Posted 11/22/2012   11:24 am  Show Profile Check ray.mac's eBay Listings Bookmark this reply Add ray.mac to your friends list  Get a Link to this Reply
Q, a good one for Russ to chime in on, hopefully as the printing expert.

There are a lot of 3c 1861's and 1851-7's that are too faded to ID. A lot of the 1861's that are faded end up on eBay with the seller trying to sell them as 64's! :( And the pinks have notoriously faded over the years, as the color isn't stable-- which is the reason why they started to add carmine and brown to the ink in the first place- the lack of stability.

As I recall, there is a stamped envelope from '61 that is pink, I don't collect them so I don't remember the Scott number U- something, which is the true pink that they were trying to use for the 3c stamp, but couldn't get the results they wanted.

Ashbrook described the "near pinks" and pigeon blood. And I know that there have been color and shade students for a long time- but I don't have any of the material. McClung is the person who categorized the shades by time period and rarity by looking at thousands of dated covers. Maybe Russ can chime in here with anything back in the archives.

Thanks again, Ray
Send note to Staff  Go to Top of Page
Pillar Of The Community
United States
4106 Posts
Posted 11/22/2012   11:35 am  Show Profile Bookmark this reply Add stampvirgin to your friends list  Get a Link to this Reply
So, this comment
Quote:
both lavender pink and carmine pink have been certified as Pigeon Blood Pink.

is what bothers me..

I think the only way you could determine a color is to use some electronic equipment. Once you scan an image, no matter how good your scanner, it won't be the same. and using computer software to try and determine the color, IMO, wouldn't be reliable... I think using mint stamps with spectrograph equipment would be the best way to determine shade.

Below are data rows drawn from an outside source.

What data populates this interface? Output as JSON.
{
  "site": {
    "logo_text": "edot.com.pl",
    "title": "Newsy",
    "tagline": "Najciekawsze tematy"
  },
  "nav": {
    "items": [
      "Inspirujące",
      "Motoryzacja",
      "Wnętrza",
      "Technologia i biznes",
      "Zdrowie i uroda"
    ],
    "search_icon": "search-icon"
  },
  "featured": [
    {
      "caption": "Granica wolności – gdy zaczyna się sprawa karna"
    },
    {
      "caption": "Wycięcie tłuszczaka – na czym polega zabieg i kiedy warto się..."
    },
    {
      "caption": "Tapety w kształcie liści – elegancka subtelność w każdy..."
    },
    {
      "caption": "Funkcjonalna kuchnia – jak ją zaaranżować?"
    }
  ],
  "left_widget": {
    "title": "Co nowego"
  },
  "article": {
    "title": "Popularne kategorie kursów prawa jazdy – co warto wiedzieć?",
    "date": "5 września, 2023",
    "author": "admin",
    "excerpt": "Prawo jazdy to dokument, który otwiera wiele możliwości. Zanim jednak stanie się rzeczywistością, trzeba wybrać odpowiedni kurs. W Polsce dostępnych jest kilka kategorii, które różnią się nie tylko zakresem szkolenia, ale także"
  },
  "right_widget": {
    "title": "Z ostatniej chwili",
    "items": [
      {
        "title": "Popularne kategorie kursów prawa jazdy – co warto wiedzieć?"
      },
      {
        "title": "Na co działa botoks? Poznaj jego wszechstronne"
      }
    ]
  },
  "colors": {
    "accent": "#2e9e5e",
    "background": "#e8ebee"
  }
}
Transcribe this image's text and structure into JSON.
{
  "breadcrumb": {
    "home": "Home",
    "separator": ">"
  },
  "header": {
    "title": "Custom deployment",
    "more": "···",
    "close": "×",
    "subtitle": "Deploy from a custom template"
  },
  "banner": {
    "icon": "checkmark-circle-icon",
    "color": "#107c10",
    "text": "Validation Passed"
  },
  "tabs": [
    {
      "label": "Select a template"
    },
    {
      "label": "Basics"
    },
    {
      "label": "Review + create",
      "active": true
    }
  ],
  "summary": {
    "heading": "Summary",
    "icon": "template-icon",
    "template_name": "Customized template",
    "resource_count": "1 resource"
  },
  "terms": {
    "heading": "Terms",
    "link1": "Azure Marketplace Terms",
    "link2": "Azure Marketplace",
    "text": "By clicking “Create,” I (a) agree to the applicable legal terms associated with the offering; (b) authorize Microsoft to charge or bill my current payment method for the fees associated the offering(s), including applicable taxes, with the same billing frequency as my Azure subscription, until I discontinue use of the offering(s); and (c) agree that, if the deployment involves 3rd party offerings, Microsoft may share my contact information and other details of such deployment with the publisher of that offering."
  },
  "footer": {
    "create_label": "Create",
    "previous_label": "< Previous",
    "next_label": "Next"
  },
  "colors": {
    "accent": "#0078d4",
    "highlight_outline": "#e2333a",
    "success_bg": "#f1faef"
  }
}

I think that is the only way I would accept someone calling a shade a shade.
Send note to Staff  Go to Top of Page
Rest in Peace
United States
7097 Posts
Posted 11/22/2012   11:39 am  Show Profile Bookmark this reply Add I_Love_Stamps to your friends list  Get a Link to this Reply
I need a spectrograph for Christmas now! lol~ Great post I learned a lot.
Send note to Staff  Go to Top of Page
Page: of 2 Previous TopicReplies: 20 / Views: 7,781Next Topic  
Previous Page
 
To participate in the forum you must log in or register.


Go to Top of Page
Disclaimer: While a tremendous amount of effort goes into ensuring the accuracy of the information contained in this site, Stamp Community assumes no liability for errors. Copyright 2005 - 2021 Stamp Community Family - All rights reserved worldwide. Use of any images or content on this website without prior written permission of Stamp Community or the original lender is strictly prohibited.
Privacy Policy / Terms of Use    Advertise Here
Stamp Community Forum © 2007 - 2021 Stamp Community Forums
It took 0.66 seconds to lick this stamp. Powered By: Snitz Forums 2000 Version 3.4.05